To be honest, I haven’t used a fountain pen for a long time. When I make a grocery list, for example, I use a ball point pen. There’s no grace in a ball point pen. It’s purely functional, like dental floss. When they were first invented, everyone rushed to buy one. How wonderful, they exclaimed, never to need India ink or to deal with the messy blobs nibs sometimes left on the paper.
I don’t write manuscripts with any sort of pen, now. I use a computer. No more scratching out lines and scribbling over them as I did when I wrote longhand. But if I ever chose to return to writing with a pen, it would have an ink barrel. I’d want to feel again the smooth glide of words forming beneath my fingers, as I did when I was a child.
Scientists understand that connection between the hand and the brain. Research shows that when Lucy, the prehistoric mother of us all, decided to stand upright, she freed her hands for tasks other than locomotion. In response, the brain rewired itself to process the new tactile sensations. This “ability to manipulate physical objects tracks uncannily with the acquisition of speech.” (“The Science of Handwriting,” by Brandon Keim, Scientific American Mind, Sept/Oct. 2013, pg. 56) What’s more, when the hand began to track with the eye, gestures like pointing became possible, the precursor to language. (Ibid, pg. 56)

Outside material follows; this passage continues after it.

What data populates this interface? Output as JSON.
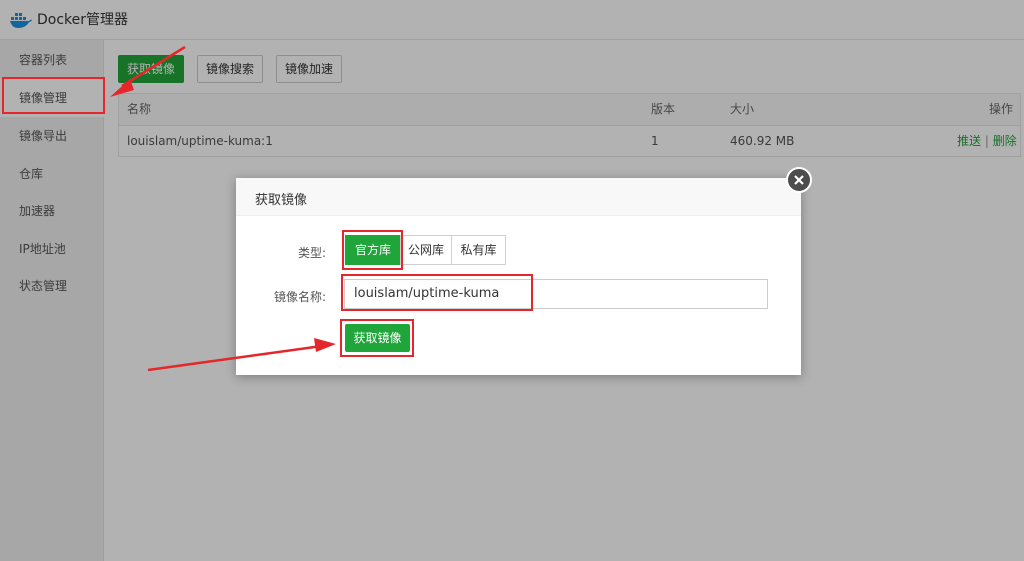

Typing, unlike longhand, breaks that flow between eye and fingers, which is why some educators decry any proposal to drop cursive writing from the curricula. Hand-formed letters are the building blocks for a sturdier mental architecture, they argue. (Ibid. pg. 59)

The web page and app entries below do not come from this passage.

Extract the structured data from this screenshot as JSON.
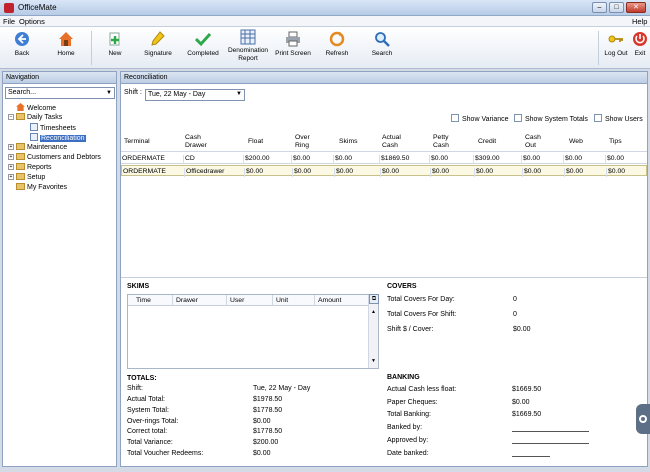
{
  "window": {
    "title": "OfficeMate",
    "minimize": "–",
    "maximize": "□",
    "close": "✕"
  },
  "menu": {
    "file": "File",
    "options": "Options",
    "help": "Help"
  },
  "toolbar": {
    "back": "Back",
    "home": "Home",
    "new": "New",
    "signature": "Signature",
    "completed": "Completed",
    "denomination_line1": "Denomination",
    "denomination_line2": "Report",
    "print_screen": "Print Screen",
    "refresh": "Refresh",
    "search": "Search",
    "log_out": "Log Out",
    "exit": "Exit"
  },
  "navigation": {
    "title": "Navigation",
    "search_value": "Search...",
    "items": [
      {
        "label": "Welcome"
      },
      {
        "label": "Daily Tasks"
      },
      {
        "label": "Timesheets"
      },
      {
        "label": "Reconciliation"
      },
      {
        "label": "Maintenance"
      },
      {
        "label": "Customers and Debtors"
      },
      {
        "label": "Reports"
      },
      {
        "label": "Setup"
      },
      {
        "label": "My Favorites"
      }
    ]
  },
  "reconciliation": {
    "title": "Reconciliation",
    "shift_label": "Shift :",
    "shift_value": "Tue, 22 May - Day",
    "options": {
      "show_variance": "Show Variance",
      "show_system_totals": "Show System Totals",
      "show_users": "Show Users"
    },
    "columns": [
      "Terminal",
      "Cash Drawer",
      "Float",
      "Over Ring",
      "Skims",
      "Actual Cash",
      "Petty Cash",
      "Credit",
      "Cash Out",
      "Web",
      "Tips"
    ],
    "rows": [
      [
        "ORDERMATE",
        "CD",
        "$200.00",
        "$0.00",
        "$0.00",
        "$1869.50",
        "$0.00",
        "$309.00",
        "$0.00",
        "$0.00",
        "$0.00"
      ],
      [
        "ORDERMATE",
        "Officedrawer",
        "$0.00",
        "$0.00",
        "$0.00",
        "$0.00",
        "$0.00",
        "$0.00",
        "$0.00",
        "$0.00",
        "$0.00"
      ]
    ]
  },
  "skims": {
    "title": "SKIMS",
    "columns": [
      "Time",
      "Drawer",
      "User",
      "Unit",
      "Amount"
    ],
    "button": "⧉"
  },
  "covers": {
    "title": "COVERS",
    "total_day_label": "Total Covers For Day:",
    "total_day": "0",
    "total_shift_label": "Total Covers For Shift:",
    "total_shift": "0",
    "per_cover_label": "Shift $ / Cover:",
    "per_cover": "$0.00"
  },
  "totals": {
    "title": "TOTALS:",
    "rows": [
      {
        "label": "Shift:",
        "value": "Tue, 22 May - Day"
      },
      {
        "label": "Actual Total:",
        "value": "$1978.50"
      },
      {
        "label": "System Total:",
        "value": "$1778.50"
      },
      {
        "label": "Over-rings Total:",
        "value": "$0.00"
      },
      {
        "label": "Correct total:",
        "value": "$1778.50"
      },
      {
        "label": "Total Variance:",
        "value": "$200.00"
      },
      {
        "label": "Total Voucher Redeems:",
        "value": "$0.00"
      }
    ]
  },
  "banking": {
    "title": "BANKING",
    "rows": [
      {
        "label": "Actual Cash less float:",
        "value": "$1669.50"
      },
      {
        "label": "Paper Cheques:",
        "value": "$0.00"
      },
      {
        "label": "Total Banking:",
        "value": "$1669.50"
      }
    ],
    "banked_by": "Banked by:",
    "approved_by": "Approved by:",
    "date_banked": "Date banked:"
  },
  "colors": {
    "accent": "#3c6fc4",
    "panel_header": "#bccde4",
    "highlight_row": "#fbf9e4"
  }
}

Intuitively, I believe them. After composing my drafts on the computer, I sometimes edit with a pen, sensing that brain/hand connection.
(Courtesy of www.howtomakeonline.org)